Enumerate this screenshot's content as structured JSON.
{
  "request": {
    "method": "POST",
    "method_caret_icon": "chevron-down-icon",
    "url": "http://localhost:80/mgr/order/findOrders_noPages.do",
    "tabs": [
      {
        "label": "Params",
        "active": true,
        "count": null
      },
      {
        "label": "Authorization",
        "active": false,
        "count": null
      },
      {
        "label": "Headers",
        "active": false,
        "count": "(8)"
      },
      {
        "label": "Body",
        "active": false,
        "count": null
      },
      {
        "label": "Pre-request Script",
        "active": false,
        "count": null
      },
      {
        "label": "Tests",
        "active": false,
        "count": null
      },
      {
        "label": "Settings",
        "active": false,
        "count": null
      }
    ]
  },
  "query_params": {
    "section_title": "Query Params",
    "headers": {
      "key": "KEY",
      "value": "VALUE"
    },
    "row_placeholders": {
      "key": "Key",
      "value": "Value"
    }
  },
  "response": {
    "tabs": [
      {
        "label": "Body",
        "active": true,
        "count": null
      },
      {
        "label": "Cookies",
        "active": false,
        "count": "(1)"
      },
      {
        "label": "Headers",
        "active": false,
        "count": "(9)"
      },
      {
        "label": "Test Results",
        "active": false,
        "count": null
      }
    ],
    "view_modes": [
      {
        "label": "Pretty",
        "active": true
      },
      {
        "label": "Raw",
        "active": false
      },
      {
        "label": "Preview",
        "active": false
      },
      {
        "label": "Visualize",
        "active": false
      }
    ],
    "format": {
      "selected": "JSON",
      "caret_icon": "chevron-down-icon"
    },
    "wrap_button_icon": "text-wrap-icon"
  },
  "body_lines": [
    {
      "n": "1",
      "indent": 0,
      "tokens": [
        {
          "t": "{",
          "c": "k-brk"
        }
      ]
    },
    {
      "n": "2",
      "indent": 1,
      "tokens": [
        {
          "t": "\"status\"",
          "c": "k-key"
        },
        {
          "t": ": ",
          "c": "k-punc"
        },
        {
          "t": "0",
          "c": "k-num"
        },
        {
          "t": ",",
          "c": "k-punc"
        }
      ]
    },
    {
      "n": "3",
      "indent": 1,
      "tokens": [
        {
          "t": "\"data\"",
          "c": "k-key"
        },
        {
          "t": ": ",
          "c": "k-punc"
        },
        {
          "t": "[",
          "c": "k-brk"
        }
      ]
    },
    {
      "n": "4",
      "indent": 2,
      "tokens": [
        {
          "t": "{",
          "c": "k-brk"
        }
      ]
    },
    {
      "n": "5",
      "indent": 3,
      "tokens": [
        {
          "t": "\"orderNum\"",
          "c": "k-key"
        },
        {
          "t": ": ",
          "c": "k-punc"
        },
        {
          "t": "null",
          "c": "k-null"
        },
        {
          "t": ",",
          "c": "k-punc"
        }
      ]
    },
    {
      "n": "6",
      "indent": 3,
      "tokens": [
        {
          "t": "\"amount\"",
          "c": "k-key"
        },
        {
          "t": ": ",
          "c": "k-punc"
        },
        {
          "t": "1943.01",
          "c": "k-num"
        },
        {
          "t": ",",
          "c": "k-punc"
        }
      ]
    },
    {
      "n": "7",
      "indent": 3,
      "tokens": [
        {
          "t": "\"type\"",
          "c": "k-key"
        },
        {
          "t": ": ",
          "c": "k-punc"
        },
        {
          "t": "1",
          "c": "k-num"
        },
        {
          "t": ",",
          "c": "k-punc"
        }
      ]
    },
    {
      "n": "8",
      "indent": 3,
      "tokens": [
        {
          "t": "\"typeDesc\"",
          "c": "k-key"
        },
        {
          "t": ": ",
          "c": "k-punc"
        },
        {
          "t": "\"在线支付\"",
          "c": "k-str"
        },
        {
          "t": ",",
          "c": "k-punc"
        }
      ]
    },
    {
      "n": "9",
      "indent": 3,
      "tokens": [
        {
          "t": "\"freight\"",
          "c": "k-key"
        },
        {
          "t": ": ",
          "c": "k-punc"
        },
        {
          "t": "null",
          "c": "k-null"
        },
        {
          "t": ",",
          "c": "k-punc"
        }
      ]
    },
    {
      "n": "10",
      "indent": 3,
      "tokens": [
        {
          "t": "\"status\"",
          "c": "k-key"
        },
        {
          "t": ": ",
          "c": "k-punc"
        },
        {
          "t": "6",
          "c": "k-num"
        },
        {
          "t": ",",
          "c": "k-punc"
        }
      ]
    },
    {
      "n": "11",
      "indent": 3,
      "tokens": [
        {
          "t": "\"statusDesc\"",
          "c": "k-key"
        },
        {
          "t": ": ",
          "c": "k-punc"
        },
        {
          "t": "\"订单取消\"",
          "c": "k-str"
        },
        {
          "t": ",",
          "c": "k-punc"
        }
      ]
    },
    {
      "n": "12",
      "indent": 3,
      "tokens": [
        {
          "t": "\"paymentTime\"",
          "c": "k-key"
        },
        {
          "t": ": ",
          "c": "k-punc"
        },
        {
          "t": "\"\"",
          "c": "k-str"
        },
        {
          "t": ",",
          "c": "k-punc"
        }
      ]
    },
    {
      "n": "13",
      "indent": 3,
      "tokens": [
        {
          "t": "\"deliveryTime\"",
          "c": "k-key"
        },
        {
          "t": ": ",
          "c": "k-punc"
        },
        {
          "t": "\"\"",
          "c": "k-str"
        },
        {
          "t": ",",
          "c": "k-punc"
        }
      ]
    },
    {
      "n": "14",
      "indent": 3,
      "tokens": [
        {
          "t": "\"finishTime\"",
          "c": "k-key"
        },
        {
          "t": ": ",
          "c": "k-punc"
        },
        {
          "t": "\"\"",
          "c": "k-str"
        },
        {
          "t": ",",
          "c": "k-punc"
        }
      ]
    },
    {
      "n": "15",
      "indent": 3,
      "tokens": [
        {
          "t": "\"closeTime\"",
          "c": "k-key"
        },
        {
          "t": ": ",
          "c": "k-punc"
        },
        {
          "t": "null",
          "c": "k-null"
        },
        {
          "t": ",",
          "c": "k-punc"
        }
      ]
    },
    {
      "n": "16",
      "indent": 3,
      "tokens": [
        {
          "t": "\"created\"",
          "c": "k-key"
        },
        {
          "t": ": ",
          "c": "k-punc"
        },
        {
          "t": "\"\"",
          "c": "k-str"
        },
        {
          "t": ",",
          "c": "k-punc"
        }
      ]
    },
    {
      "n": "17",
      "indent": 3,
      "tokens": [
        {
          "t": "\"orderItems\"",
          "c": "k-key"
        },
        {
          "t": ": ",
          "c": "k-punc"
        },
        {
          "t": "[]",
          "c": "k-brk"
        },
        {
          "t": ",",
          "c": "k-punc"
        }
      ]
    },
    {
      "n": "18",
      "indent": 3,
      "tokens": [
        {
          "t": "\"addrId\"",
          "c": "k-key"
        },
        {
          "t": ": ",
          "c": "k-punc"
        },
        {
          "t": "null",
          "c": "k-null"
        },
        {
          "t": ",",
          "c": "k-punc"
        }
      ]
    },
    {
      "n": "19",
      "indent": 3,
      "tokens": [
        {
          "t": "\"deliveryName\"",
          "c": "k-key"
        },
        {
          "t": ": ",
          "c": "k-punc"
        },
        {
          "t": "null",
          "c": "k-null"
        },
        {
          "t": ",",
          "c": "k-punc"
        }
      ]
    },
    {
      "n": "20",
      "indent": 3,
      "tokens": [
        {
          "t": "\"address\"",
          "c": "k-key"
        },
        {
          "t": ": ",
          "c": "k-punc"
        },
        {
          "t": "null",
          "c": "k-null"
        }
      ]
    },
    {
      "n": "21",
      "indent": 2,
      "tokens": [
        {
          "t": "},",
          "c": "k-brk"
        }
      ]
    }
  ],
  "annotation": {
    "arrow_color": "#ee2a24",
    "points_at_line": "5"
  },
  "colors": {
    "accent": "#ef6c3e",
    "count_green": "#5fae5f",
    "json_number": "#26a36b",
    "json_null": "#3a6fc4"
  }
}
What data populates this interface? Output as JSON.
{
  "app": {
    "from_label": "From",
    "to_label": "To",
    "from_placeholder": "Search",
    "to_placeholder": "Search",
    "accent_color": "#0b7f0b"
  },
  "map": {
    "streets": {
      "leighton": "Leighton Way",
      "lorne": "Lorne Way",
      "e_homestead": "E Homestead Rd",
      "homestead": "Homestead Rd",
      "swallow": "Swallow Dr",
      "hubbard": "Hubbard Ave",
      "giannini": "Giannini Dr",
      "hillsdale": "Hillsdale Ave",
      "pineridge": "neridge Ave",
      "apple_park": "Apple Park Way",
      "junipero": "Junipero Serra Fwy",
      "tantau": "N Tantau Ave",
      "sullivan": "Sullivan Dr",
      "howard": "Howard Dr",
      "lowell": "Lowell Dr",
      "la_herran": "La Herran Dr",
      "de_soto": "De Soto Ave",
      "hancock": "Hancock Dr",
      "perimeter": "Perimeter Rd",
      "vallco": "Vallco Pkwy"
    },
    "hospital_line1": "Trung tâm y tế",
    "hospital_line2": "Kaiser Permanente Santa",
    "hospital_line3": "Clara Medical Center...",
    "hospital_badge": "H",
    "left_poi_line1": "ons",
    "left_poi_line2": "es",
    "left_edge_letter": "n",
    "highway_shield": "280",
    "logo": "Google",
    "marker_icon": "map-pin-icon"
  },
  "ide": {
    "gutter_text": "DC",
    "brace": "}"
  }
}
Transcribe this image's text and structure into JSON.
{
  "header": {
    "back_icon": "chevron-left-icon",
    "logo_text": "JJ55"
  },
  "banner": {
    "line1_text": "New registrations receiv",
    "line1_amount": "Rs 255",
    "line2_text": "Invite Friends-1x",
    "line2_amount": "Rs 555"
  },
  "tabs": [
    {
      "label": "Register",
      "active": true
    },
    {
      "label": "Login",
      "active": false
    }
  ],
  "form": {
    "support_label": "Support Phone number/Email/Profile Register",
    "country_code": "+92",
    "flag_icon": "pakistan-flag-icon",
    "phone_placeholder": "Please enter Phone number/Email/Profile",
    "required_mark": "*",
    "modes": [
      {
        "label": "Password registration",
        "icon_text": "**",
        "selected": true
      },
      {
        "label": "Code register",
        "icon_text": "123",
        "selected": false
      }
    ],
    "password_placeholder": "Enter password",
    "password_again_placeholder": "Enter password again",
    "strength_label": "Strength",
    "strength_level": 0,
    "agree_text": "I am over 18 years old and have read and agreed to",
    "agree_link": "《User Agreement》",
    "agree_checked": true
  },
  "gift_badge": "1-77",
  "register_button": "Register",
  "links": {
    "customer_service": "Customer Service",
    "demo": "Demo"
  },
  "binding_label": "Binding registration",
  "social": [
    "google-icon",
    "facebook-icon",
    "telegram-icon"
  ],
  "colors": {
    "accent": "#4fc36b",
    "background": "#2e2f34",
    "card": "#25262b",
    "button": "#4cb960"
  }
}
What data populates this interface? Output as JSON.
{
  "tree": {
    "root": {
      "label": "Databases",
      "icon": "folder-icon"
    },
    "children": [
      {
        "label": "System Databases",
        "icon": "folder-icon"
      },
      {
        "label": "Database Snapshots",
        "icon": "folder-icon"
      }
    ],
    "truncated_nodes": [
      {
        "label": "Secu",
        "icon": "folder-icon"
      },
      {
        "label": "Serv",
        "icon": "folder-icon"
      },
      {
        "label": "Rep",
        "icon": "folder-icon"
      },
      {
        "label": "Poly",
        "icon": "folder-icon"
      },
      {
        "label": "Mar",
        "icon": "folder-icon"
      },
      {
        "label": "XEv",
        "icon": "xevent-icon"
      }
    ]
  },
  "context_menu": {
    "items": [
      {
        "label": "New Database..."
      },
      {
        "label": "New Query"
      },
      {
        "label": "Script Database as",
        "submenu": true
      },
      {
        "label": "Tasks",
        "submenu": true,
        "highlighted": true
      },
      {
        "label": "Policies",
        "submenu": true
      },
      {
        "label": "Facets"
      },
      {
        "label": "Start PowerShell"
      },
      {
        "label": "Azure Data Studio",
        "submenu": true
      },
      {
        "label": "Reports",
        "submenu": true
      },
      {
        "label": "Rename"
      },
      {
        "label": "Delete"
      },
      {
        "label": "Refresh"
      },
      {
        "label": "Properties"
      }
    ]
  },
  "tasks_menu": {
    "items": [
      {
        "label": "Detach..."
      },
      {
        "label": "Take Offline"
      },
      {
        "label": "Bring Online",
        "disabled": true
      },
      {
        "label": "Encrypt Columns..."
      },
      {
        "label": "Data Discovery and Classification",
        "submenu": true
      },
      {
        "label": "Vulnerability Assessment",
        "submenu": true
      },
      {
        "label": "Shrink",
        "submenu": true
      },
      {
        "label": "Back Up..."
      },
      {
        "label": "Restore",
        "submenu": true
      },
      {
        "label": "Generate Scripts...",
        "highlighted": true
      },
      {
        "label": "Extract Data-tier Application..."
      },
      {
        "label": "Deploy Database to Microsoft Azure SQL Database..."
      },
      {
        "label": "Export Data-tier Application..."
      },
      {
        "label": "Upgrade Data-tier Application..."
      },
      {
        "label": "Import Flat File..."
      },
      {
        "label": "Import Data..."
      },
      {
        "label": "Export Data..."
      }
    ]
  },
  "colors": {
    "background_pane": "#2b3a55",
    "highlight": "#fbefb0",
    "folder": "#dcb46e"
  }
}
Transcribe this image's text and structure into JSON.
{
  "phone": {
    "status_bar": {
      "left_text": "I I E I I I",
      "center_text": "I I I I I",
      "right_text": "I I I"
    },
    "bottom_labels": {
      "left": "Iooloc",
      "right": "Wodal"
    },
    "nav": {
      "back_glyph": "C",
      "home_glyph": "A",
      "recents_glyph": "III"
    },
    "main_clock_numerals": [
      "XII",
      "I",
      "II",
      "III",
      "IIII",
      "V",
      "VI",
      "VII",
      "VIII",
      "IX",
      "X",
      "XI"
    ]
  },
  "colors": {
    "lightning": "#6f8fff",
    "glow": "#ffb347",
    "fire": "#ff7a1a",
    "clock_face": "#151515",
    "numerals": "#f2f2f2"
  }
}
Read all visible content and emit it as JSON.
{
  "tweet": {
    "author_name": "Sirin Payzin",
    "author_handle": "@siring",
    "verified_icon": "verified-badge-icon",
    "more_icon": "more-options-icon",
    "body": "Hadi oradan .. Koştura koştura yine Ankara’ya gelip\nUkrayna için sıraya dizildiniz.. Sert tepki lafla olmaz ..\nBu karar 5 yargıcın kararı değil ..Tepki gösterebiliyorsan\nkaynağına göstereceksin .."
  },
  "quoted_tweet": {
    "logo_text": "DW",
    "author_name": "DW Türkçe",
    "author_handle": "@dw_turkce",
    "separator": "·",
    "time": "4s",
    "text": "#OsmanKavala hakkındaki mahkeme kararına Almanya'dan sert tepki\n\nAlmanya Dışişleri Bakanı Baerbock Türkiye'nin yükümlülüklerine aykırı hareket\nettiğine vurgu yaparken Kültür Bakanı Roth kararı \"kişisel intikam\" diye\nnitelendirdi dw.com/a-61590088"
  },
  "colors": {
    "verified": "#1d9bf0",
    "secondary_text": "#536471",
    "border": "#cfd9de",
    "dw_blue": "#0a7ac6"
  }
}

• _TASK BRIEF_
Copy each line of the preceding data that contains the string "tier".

• _RESULT BELOW_
        "label": "Extract Data-tier Application..."
        "label": "Export Data-tier Application..."
        "label": "Upgrade Data-tier Application..."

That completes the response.